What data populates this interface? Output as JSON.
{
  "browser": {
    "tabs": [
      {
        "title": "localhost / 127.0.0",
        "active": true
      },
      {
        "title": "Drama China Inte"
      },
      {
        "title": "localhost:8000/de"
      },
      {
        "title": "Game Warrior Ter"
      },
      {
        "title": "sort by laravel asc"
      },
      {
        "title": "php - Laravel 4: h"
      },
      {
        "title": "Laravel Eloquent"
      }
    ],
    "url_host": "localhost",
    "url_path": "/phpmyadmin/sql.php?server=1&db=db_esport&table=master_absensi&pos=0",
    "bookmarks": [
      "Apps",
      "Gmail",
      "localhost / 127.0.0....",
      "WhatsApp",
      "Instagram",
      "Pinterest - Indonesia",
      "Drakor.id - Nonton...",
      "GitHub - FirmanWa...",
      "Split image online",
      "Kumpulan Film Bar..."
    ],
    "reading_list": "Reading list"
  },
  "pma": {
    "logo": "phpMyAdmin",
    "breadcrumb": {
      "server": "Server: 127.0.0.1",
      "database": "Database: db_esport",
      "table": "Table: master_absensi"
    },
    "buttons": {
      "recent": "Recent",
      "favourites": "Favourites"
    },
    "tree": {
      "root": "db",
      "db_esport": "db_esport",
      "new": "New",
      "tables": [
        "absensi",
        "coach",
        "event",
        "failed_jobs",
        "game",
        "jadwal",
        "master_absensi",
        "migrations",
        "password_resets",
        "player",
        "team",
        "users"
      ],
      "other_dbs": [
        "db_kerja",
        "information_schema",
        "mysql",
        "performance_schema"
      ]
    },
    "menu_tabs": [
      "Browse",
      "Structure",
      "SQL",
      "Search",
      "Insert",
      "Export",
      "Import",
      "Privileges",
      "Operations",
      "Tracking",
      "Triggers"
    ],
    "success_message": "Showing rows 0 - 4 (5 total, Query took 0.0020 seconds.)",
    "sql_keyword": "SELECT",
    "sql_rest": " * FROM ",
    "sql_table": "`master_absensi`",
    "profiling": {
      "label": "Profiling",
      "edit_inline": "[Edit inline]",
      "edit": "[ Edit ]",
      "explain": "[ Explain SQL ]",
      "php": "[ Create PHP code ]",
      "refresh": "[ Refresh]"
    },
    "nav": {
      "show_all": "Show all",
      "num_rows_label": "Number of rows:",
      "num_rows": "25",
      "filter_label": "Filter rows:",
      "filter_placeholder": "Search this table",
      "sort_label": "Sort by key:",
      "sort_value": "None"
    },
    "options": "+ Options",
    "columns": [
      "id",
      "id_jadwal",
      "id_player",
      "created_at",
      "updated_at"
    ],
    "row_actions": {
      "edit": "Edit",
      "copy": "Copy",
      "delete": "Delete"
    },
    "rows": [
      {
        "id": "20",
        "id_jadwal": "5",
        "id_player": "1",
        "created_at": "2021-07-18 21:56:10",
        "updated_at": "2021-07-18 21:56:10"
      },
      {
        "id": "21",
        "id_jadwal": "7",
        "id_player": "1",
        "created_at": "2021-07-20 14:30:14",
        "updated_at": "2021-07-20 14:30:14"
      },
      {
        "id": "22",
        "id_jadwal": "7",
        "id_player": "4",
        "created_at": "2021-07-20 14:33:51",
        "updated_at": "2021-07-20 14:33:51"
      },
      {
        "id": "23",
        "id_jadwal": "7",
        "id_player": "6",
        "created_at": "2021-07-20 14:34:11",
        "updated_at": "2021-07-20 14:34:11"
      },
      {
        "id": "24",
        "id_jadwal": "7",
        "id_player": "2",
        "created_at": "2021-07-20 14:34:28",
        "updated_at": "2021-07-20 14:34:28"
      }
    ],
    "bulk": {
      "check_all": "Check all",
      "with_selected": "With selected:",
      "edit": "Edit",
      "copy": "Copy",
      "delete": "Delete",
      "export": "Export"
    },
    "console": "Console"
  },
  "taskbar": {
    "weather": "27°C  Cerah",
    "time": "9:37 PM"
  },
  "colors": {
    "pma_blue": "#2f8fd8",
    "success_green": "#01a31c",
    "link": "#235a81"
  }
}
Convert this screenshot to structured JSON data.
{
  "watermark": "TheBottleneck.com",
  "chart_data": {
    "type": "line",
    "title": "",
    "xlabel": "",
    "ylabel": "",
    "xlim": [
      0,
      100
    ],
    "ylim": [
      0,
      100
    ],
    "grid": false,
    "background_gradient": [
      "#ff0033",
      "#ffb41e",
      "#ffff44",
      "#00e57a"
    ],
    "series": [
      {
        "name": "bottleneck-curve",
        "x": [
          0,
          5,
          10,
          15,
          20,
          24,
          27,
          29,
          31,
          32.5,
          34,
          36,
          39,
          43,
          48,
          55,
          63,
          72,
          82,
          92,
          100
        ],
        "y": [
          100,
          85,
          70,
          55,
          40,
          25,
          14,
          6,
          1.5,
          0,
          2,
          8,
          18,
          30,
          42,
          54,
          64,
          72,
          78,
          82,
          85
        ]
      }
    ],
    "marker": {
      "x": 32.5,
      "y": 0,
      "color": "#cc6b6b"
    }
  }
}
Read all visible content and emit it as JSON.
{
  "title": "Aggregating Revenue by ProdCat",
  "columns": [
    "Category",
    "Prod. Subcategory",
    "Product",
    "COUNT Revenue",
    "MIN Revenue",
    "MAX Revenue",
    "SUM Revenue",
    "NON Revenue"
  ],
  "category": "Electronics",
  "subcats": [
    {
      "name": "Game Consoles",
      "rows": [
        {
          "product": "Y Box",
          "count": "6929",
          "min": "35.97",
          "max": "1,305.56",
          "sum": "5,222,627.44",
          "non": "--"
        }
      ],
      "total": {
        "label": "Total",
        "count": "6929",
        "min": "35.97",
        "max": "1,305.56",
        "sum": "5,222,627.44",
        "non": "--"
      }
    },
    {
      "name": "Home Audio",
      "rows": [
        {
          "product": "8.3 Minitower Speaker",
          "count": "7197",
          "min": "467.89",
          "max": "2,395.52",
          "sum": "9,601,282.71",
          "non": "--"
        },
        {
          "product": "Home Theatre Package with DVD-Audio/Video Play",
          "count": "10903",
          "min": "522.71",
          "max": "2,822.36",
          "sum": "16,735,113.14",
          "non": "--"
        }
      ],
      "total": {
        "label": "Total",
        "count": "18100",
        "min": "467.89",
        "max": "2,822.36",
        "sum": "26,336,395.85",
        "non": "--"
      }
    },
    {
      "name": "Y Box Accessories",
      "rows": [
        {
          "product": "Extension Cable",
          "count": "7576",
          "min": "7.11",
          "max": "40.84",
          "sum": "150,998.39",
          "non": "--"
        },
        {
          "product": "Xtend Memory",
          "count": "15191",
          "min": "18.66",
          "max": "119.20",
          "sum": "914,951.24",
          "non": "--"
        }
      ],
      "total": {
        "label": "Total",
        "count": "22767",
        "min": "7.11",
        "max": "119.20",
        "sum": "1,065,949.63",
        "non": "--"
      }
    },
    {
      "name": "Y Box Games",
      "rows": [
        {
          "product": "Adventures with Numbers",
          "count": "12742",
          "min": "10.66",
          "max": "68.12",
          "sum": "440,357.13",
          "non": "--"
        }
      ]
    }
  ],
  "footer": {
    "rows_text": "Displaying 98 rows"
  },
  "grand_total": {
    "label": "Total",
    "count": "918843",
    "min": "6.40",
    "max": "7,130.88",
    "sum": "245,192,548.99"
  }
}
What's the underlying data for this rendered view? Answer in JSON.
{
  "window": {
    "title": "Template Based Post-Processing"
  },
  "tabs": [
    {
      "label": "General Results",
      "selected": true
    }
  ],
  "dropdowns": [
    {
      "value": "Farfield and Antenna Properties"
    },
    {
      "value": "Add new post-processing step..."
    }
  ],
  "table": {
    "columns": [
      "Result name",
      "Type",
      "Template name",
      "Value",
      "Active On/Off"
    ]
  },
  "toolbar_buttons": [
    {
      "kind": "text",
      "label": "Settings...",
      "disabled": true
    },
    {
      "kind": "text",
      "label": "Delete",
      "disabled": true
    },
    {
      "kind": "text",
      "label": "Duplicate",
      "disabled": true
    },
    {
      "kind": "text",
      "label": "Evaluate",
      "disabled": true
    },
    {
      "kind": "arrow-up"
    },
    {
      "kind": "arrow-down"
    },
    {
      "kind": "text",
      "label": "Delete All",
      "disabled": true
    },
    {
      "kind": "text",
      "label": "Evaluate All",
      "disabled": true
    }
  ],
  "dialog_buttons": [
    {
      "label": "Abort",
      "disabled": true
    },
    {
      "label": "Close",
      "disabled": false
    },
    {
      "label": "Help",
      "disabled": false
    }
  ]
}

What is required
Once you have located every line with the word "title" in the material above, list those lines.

Your solution
        "title": "localhost / 127.0.0",
        "title": "Drama China Inte"
        "title": "localhost:8000/de"
        "title": "Game Warrior Ter"
        "title": "sort by laravel asc"
        "title": "php - Laravel 4: h"
        "title": "Laravel Eloquent"
    "title": "",
  "title": "Aggregating Revenue by ProdCat",
    "title": "Template Based Post-Processing"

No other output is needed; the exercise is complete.